+++ DATA FOR THIS TASK

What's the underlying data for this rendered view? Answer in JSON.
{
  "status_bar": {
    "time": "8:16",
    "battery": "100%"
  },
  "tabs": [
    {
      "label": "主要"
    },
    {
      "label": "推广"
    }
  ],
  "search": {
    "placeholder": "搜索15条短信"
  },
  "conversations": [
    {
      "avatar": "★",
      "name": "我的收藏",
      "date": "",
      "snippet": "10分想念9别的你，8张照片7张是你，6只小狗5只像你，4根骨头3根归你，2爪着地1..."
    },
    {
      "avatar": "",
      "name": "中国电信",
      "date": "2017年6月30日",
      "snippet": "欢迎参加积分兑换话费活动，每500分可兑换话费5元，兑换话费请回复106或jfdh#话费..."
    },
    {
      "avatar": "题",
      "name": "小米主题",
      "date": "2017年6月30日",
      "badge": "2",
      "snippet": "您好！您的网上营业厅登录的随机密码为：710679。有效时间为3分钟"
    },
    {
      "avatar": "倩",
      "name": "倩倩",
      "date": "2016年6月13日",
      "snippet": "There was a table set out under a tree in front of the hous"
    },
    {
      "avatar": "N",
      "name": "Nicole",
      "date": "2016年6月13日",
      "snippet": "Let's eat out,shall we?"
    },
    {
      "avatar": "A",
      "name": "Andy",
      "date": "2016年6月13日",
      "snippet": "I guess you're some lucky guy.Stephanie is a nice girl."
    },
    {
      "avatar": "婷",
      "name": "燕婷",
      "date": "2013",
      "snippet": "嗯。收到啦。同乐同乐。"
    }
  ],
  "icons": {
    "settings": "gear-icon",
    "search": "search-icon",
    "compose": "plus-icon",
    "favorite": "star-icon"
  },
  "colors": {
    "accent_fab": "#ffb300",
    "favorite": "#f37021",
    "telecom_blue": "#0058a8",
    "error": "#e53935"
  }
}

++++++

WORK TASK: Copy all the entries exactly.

SOLVED EXERCISE:
What's the underlying data for this rendered view? Answer in JSON.
{
  "status_bar": {
    "time": "8:16",
    "battery": "100%"
  },
  "tabs": [
    {
      "label": "主要"
    },
    {
      "label": "推广"
    }
  ],
  "search": {
    "placeholder": "搜索15条短信"
  },
  "conversations": [
    {
      "avatar": "★",
      "name": "我的收藏",
      "date": "",
      "snippet": "10分想念9别的你，8张照片7张是你，6只小狗5只像你，4根骨头3根归你，2爪着地1..."
    },
    {
      "avatar": "",
      "name": "中国电信",
      "date": "2017年6月30日",
      "snippet": "欢迎参加积分兑换话费活动，每500分可兑换话费5元，兑换话费请回复106或jfdh#话费..."
    },
    {
      "avatar": "题",
      "name": "小米主题",
      "date": "2017年6月30日",
      "badge": "2",
      "snippet": "您好！您的网上营业厅登录的随机密码为：710679。有效时间为3分钟"
    },
    {
      "avatar": "倩",
      "name": "倩倩",
      "date": "2016年6月13日",
      "snippet": "There was a table set out under a tree in front of the hous"
    },
    {
      "avatar": "N",
      "name": "Nicole",
      "date": "2016年6月13日",
      "snippet": "Let's eat out,shall we?"
    },
    {
      "avatar": "A",
      "name": "Andy",
      "date": "2016年6月13日",
      "snippet": "I guess you're some lucky guy.Stephanie is a nice girl."
    },
    {
      "avatar": "婷",
      "name": "燕婷",
      "date": "2013",
      "snippet": "嗯。收到啦。同乐同乐。"
    }
  ],
  "icons": {
    "settings": "gear-icon",
    "search": "search-icon",
    "compose": "plus-icon",
    "favorite": "star-icon"
  },
  "colors": {
    "accent_fab": "#ffb300",
    "favorite": "#f37021",
    "telecom_blue": "#0058a8",
    "error": "#e53935"
  }
}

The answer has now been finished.